Professor Mylonas' book, The Politics of Nation-Building: Making Co-Nationals, Refugees, and Minorities (Cambridge University Press), identifies the conditions in which the ruling political elites of a state target unassimilated ethnic groups with assimilationist policies instead of granting them minority rights or excluding them from the state. Through a detailed study of the Balkans, Mylonas shows that how a state treats a non-core group within its own borders is determined largely by whether the state's foreign policy is revisionist or cleaves to the international status quo, and whether it is allied or in rivalry with that group's external patrons. Mylonas injects international politics into the study of nation-building, building a bridge between international relations and the comparative politics of ethnicity and nationalism.

Professor Mylonas has published articles on a wide range of topics:

- the Greek financial crisis in The Konstantinos Karamanlis Institute for Democracy Yearbook 2011: The Global Economic Crisis and the Case of Greece (Springer);

- third-party nation-building in occupied territories, in Ethnopolitics (with Keith Darden);

- nation-building in the Western Greek Macedonia in Rethinking Violence: State and Non-State Actors in Conflict (BCSIA International Security Series, MIT Press);

- electoral competition in Sub-Saharan Africa elections in Comparative Political Studies (with Nasos Roussias); and,

- Greek repatriation policies in Immigrants and Minorities: Discourse and Policies (Vivliorama/KEMO, with Elpida Vogli).
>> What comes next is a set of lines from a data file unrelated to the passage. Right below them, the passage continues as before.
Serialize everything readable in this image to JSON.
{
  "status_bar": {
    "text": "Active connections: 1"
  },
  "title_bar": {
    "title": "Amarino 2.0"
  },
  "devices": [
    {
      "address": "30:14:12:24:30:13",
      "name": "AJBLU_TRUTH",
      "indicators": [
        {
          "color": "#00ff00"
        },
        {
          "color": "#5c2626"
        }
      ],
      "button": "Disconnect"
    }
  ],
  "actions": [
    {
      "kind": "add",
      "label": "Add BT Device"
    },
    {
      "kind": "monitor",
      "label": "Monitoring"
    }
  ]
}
He has also published articles in international newspapers and magazines (Los Angeles Times, Foreign Policy,, Guardian, and Newsweek Japan, among others).

Classes Taught

PSC 2332 European Integration (for undergraduates)

PSC 2338 Nationalism (for undergraduates)

PSC 6362 Nation Building in the Balkans (for MAs)

PSC 8104 Qualitative Research Methods (for doctoral students)

PSC 8388 Nationalism and Nation-Building (for doctoral students)